Joe Chambers, Dance Kobina Review
by Jeff Becker
Joe Chambers is releasing his third Blue Note recording as a leader called, Dance Kobina. The album is Chambers continuing to explore the combining of jazz with the music structures and rhythms of Brazil, Argentina, and Africa. Dance Kobina is Chambers’ sixteenth album as a bandleader. As a sideman, Chambers has performed with jazz icons since the 1960s, starting with Eric Dolphy, Charles Mingus, and Chick Corea, and over the years, his Blue Note Records credits include drumming for Donald Byrd, Sam Rivers, Joe Henderson, Wayne Shorter, Andrew Hill, and Bobby Hutcherson albums. For Dance Kobina, Chambers contributes several originals and plays vibes on multiple tracks.
The title track, “Dance Kabina,” has a beautiful samba feel, and pianist Andrés Vial interacts with Chambers to create a powerful solo. This vibrant title track was composed by Vial and featured Congolese percussionist Elli Miller Maboungou on Ngoma drums. In Lingala, a Bantu language spoken in the Congo, ‘kobina’ means ‘to dance,’ and that matches the joyous energy of this performance and composition.
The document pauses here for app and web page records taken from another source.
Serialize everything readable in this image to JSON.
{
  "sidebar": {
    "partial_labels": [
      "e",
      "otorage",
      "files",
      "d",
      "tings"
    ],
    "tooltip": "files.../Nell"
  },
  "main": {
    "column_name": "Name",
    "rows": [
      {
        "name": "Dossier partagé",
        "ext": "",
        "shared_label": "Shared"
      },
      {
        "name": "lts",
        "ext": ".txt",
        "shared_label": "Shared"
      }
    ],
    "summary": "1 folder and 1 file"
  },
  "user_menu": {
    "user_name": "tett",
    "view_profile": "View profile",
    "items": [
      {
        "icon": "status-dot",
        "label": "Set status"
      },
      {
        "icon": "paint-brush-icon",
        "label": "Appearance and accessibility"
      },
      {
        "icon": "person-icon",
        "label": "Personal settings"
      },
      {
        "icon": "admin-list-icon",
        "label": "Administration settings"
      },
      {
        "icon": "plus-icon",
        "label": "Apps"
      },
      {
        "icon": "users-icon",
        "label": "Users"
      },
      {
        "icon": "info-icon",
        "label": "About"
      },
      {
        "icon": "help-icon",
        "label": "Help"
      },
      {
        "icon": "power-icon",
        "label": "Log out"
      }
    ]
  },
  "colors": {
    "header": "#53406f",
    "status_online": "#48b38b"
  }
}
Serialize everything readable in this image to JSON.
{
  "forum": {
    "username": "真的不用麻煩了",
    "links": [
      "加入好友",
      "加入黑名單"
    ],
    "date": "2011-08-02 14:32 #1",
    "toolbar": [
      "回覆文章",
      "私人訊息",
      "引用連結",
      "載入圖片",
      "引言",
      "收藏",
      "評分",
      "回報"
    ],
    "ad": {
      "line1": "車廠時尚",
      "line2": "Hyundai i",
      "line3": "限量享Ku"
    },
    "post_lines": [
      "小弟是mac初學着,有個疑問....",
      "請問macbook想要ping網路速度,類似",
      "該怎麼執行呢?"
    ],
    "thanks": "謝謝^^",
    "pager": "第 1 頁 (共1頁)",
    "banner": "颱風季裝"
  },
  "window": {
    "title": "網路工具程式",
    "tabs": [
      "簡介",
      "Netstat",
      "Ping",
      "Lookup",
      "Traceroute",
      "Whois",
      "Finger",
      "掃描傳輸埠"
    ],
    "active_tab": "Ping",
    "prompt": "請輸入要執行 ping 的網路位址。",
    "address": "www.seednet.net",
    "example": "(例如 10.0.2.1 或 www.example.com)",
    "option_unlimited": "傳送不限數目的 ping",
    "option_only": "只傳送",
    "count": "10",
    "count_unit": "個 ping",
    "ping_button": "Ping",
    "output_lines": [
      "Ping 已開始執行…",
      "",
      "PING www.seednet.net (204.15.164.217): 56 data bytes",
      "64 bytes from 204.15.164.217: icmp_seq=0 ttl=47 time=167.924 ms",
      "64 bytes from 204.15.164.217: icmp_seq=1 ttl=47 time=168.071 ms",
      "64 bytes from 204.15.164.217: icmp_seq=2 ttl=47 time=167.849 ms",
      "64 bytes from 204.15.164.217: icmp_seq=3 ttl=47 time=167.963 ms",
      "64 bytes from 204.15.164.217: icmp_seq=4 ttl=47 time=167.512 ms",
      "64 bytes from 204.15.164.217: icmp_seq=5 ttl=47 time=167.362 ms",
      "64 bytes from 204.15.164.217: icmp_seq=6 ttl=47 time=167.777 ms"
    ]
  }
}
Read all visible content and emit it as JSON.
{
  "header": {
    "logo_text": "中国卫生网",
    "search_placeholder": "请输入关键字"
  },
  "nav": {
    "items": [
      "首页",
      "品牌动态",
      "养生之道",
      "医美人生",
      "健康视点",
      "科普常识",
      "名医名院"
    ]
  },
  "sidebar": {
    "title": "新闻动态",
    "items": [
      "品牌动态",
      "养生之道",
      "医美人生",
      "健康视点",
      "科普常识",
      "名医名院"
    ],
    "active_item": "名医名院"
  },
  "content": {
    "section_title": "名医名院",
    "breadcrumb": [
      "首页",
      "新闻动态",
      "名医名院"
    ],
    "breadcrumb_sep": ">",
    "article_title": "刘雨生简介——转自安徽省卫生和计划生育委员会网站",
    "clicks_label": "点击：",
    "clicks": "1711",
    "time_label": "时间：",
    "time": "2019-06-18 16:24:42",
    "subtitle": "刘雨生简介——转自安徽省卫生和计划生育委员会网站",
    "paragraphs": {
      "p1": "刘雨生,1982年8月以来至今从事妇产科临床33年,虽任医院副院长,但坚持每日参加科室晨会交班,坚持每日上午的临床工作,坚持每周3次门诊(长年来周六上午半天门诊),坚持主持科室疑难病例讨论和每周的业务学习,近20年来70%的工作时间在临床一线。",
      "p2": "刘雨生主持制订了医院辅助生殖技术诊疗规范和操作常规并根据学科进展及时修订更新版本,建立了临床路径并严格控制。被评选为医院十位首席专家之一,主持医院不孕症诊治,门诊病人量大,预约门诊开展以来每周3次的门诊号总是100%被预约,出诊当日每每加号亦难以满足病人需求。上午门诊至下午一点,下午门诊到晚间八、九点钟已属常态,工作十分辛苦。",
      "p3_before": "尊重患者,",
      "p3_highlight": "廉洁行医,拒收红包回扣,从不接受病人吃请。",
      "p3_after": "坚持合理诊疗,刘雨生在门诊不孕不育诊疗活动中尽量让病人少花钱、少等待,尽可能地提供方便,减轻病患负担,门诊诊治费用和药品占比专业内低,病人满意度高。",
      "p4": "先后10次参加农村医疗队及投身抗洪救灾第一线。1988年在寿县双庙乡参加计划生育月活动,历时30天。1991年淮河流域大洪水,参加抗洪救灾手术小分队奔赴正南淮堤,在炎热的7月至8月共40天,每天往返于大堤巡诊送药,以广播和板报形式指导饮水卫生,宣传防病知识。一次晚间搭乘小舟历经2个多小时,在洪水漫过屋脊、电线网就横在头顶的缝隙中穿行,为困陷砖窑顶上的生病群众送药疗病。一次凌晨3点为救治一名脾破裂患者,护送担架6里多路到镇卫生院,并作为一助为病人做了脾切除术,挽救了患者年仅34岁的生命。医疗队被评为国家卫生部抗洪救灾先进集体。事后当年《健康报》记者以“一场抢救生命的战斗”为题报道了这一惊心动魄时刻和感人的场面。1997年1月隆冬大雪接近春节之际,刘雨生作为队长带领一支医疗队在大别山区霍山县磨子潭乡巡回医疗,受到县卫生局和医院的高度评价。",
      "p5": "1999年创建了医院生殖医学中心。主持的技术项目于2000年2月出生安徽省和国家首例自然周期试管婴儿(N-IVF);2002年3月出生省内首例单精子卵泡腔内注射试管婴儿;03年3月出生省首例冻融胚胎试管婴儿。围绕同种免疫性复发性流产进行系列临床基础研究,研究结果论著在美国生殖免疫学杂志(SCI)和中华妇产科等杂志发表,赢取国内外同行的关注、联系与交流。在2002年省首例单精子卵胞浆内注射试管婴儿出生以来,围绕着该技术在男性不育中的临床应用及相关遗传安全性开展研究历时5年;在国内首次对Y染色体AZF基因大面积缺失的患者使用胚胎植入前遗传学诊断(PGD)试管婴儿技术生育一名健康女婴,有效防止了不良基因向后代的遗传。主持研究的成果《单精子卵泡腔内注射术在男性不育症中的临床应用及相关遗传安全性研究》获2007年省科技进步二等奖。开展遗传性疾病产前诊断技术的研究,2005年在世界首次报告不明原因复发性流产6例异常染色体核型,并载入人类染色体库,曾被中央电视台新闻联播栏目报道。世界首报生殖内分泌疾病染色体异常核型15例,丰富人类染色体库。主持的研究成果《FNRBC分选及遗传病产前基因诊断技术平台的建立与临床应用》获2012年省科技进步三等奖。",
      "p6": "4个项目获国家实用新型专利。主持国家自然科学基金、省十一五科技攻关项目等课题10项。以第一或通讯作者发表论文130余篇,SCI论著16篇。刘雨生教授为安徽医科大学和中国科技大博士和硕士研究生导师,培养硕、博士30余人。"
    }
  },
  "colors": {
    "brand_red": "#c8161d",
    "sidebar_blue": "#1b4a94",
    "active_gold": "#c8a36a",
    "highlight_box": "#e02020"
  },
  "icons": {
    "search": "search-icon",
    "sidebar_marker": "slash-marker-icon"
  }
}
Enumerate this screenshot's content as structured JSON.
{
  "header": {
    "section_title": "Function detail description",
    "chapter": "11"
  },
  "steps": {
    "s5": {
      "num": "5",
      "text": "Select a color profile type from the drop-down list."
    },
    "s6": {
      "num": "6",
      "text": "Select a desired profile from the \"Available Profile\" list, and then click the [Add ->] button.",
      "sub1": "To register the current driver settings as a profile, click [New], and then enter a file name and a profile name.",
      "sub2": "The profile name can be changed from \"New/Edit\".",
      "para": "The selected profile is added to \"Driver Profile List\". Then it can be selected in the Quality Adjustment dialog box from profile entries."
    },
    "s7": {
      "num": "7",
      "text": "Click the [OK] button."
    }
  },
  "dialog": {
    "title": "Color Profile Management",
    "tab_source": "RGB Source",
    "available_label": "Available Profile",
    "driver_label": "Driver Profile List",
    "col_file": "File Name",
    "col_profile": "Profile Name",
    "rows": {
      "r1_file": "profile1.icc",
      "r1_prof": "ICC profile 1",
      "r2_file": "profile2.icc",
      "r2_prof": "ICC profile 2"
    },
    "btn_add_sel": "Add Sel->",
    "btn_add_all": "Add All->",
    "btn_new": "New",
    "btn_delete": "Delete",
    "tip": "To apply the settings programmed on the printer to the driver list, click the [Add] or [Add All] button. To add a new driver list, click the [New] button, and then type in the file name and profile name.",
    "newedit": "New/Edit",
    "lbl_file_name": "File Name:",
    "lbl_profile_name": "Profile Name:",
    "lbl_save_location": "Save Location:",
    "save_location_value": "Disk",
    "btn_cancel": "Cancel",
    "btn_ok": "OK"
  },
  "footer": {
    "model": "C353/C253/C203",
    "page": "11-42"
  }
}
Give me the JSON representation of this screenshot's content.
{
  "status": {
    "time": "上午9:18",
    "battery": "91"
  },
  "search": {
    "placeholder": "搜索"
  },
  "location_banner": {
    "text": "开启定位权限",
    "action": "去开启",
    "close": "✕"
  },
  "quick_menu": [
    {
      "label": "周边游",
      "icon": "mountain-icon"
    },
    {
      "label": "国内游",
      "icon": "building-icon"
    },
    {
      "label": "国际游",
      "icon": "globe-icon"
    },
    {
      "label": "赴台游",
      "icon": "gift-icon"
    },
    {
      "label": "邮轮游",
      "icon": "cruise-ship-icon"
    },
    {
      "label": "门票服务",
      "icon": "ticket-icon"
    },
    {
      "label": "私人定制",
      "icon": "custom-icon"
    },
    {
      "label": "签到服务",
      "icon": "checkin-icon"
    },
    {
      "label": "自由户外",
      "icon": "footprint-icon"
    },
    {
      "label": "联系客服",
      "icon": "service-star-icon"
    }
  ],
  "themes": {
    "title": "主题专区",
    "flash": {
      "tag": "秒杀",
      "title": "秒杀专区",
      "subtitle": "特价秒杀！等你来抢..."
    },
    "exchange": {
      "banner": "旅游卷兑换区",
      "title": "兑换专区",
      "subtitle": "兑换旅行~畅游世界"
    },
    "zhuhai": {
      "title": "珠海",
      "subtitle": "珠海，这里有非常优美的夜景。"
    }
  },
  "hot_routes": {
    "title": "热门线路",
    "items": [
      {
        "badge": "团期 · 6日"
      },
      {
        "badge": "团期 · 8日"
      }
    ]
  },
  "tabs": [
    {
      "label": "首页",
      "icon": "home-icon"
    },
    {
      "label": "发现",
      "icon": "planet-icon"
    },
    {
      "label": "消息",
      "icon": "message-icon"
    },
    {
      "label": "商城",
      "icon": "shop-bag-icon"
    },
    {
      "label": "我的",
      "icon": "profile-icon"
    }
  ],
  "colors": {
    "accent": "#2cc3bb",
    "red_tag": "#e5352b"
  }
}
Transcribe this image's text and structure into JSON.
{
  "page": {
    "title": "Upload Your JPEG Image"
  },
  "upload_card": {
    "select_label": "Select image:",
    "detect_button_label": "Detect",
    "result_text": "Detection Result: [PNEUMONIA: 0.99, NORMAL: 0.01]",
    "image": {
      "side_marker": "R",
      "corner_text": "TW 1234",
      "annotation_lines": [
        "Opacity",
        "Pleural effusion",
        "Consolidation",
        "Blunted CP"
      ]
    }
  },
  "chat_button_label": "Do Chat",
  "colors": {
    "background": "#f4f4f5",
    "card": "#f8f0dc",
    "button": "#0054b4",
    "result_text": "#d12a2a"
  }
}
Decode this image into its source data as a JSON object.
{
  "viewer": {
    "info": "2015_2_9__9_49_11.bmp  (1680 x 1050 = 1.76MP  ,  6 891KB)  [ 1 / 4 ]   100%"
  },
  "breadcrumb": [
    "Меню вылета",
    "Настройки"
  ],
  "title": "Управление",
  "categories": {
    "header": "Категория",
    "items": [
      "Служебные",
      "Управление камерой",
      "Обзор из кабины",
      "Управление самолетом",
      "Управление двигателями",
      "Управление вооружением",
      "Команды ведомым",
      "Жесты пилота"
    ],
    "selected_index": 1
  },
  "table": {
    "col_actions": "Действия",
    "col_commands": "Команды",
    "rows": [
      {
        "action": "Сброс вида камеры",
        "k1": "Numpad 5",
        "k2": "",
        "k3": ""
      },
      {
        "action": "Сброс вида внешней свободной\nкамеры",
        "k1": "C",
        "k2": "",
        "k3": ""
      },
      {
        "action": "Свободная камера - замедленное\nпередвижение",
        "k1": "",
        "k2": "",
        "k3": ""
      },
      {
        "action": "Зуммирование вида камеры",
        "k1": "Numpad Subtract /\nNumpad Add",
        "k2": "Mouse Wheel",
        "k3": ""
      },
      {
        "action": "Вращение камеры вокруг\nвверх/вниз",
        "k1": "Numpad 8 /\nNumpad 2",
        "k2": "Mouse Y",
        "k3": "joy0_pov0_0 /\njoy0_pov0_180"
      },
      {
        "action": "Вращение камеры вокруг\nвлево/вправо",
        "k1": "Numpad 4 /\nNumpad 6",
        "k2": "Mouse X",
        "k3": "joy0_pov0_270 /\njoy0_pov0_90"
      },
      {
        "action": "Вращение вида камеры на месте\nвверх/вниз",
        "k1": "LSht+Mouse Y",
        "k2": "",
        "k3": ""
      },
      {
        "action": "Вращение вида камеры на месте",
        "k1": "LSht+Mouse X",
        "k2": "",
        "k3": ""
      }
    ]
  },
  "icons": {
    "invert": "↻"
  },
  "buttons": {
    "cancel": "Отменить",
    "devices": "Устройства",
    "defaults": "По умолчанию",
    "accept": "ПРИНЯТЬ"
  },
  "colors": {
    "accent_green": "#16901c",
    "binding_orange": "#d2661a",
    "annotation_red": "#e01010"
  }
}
The excellent performance also has an intense vibraphone solo by Michael Davidson. The remaining ensemble members for this selection are Caoilainn Power on alto saxophone and Ira Coleman on bass.
“Gazelle Suite” also features vibraphonist Davidson, who really shines amongst the rest of the band on this tune. Power also turns in an elegant saxophone. The feel switches between Latin and swing, yielding the best of both worlds as Chambers’ energy and performance in both styles is exciting and a joy to hear.
Dance Kobina contains various ensembles presenting an outstanding set of Brazilian jazz and modern jazz. Several selections feature Chambers overdubbing his performances on vibraphone and percussion and behind the drum kit. Chambers is a talented and capable composer, performer, and bandleader that effortlessly incorporates jazz with forms and beats of Brazil, Argentina, and Africa.